The more I researched? the more hilarious the doll became.
The first thing I noticed was a pair of dolls. A boy and a girl.
Sitting here looking at the adorable dress and bonnet on my ugly doll… I realize that she is in fact a “He”….. (okay the whole image of the doll has taken a really wide turn)
There was really nothing left for me to do except make the phone call. I’m still laughing when I replay the conversation in my head to my cousin.
Me: “Hey, do you remember the ugly doll?”
Her: “Oh yeah, I could never forget that doll”
Me: “Well, do you know that it is actually a BOY doll?”
Her: “What?” then a lot of ………………inaudible laughing … “but Mommy made it a dress?”
Me: “Yes. the dolls’ whole existence has been a LIE!” Aunt Mert had no idea.
Let me tell you… the tears from laughing were epic.
For 49 years this “Good Luck” aka my ugly doll has circulated in my family… I felt it was appropriate to blog about it because it’s future must contain this story. It is so fitting.. mainly because my Daddy was a jokester..and was hilariously funny without trying. I wonder today if he, in fact, knew all along. (giggle)
It would only be fair to reveal the true identity of the Good Luck Doll and a little of its history.
Meet “Stumps Shabby O’Hair” … hang on and let me stop laughing again.. I can barely type…

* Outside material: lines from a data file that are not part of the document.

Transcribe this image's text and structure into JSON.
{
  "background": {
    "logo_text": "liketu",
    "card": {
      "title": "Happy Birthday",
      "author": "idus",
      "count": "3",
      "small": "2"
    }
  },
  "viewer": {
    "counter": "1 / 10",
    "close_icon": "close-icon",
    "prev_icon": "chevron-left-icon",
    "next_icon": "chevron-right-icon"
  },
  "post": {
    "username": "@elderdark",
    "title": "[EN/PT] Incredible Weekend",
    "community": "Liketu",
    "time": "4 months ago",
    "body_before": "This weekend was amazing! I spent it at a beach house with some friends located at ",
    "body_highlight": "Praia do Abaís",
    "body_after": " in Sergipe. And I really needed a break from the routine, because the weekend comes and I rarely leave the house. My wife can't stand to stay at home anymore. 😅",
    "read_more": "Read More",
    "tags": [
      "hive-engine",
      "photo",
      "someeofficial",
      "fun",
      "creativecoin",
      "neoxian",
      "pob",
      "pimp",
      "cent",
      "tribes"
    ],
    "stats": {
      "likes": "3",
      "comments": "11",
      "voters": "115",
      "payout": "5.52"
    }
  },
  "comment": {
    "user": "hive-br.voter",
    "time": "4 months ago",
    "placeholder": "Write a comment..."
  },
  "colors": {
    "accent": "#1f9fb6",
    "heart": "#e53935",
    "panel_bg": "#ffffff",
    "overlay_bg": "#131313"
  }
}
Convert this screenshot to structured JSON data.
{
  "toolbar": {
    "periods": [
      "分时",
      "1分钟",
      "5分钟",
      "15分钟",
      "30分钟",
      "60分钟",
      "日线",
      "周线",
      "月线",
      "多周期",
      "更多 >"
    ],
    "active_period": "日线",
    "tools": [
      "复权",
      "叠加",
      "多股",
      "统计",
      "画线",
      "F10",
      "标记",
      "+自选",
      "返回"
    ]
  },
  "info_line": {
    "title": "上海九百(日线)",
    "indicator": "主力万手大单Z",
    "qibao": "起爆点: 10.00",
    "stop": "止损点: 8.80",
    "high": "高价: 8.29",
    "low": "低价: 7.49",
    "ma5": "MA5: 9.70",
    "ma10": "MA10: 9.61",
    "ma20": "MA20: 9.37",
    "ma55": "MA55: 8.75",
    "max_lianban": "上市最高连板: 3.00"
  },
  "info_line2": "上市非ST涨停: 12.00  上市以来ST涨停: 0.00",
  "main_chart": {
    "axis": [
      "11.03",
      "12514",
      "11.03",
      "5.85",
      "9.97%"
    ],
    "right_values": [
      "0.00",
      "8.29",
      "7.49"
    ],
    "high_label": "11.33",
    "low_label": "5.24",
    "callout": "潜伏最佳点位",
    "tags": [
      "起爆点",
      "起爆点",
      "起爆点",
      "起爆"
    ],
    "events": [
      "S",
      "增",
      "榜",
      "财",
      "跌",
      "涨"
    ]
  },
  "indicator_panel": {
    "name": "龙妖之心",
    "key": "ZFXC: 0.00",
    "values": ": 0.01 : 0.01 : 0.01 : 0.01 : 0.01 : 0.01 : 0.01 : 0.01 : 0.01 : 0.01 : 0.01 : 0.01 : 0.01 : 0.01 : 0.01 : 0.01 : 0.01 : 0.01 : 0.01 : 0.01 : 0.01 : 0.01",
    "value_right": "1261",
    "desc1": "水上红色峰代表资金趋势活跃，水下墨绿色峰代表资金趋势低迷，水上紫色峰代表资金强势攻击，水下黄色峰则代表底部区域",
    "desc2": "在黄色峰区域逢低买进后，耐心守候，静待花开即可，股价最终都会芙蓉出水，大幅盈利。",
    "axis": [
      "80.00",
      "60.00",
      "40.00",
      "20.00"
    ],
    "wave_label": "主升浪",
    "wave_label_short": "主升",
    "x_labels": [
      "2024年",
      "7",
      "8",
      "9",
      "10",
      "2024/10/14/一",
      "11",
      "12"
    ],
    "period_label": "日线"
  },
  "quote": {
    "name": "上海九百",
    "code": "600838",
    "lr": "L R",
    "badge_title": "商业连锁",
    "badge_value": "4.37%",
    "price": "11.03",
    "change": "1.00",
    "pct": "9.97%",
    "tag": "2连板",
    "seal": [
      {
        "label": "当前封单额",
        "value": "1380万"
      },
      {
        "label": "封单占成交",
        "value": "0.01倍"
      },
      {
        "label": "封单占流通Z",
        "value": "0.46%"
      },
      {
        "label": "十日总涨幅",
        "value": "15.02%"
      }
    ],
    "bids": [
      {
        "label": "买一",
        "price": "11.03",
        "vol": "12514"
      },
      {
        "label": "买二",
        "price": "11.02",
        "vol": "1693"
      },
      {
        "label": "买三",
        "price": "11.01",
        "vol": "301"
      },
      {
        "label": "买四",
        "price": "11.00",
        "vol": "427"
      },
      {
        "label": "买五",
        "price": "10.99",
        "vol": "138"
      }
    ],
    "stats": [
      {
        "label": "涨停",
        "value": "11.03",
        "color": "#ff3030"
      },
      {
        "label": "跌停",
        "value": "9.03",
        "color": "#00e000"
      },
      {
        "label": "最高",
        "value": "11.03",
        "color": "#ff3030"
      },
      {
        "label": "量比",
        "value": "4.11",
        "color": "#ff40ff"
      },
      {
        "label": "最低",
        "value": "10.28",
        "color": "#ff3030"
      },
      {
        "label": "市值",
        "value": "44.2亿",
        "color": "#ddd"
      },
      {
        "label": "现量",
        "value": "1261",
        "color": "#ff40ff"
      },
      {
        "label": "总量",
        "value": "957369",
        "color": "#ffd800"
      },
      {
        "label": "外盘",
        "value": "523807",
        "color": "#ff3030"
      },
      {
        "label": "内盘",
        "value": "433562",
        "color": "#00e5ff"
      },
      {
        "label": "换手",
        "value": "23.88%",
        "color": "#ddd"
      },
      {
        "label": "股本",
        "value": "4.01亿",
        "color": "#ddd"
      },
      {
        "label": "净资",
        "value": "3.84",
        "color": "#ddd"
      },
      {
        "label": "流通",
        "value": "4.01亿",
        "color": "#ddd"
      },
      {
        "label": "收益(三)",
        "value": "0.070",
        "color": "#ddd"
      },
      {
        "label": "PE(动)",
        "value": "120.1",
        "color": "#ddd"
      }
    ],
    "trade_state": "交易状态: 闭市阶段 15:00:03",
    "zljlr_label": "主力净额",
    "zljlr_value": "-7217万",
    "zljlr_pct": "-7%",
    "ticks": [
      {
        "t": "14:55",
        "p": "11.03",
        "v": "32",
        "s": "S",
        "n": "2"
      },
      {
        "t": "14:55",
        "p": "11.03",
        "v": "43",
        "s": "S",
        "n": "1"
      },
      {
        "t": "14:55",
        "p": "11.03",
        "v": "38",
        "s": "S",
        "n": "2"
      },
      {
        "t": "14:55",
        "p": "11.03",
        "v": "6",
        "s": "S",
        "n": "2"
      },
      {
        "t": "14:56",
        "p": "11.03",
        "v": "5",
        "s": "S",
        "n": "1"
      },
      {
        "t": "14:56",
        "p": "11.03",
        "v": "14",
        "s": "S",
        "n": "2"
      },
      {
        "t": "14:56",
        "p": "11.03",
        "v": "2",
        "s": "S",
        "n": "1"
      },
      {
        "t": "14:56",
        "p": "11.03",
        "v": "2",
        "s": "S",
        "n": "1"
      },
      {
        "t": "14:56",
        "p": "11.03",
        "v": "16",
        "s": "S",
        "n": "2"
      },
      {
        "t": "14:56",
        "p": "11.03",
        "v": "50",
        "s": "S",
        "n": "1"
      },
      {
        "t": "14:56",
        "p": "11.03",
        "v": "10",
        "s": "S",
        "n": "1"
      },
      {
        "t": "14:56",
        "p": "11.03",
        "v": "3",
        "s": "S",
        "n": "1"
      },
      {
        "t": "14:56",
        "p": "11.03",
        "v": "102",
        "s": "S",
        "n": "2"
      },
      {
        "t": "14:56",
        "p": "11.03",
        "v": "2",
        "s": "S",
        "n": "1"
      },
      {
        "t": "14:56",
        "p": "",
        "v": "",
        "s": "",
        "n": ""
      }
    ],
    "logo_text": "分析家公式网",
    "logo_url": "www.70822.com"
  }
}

Vintage W. Goebel Charlot Byj doll #2902 made in Western Germany, 1957. Made of rubber he has bright red hair and wears the original grey checkered shirt and black felt pants with red pockets in front and a green patch on the back. On the front of his shirt he sports the original cloth tag that reads “Western Germany” albeit frayed, it is legible. On the back of his neck it’s marked “2902 – Charlot Byj – © – W. Goebel – 1957”. These same markings are on his back. On his left forearm is a tattoo that shows a four-leaf clover and reads, “Good Luck”. Another obvious mark is the number “02” on the back of both feet. One of the first dolls created by American artist Charlot Byj who passed away in 1983.
copied from Wikipedia
Charlot Byj (pronounced “bye”) was an artist known for her greeting card designs, posters and advertising artwork in the mid-1940s. She is most famous for the transformation of her artwork into a line of figurines created by Goebel.
Living in New York after art school, Charlot ducked into the doorway of a greeting card store during a rainstorm. She admired the greeting card line, noted the name of the publisher, and called the company for an interview. She was hired by the publisher, and began creating illustrations for greeting cards, featuring the impish, redheaded children that became her trademark, namely, Shabby O’Hair, his sister Raggy Muffin, and their plump mother, M’Lady O’Hair.
Franz Goebel, of the W. Goebel Porzellanfabrik company, took a liking to her artwork and invited her to his German production facility. Working with master sculptor Arthur Moeller, they designed the first figurine, entitled “Strike”, in 1957.
Between 1957 and 1988, when the series was discontinued, more than 100 different figurines were created. The line included both redhead and blonde children. The redhead figurines, as they are known, are mischievous characters, whereas the blondes tend to portray more serene characteristics.
Charlot became ill in 1980 and began cutting back on her designing. On August 7, 1983, Charlot died in New York City.
With all of that said…………………long live the Good Luck Doll in my family…
And thanks to Momma and my Aunt and Cousin for the loving preservation of my ugly doll.
and .. thanks Daddy… you have provided laughter once again for your little girl.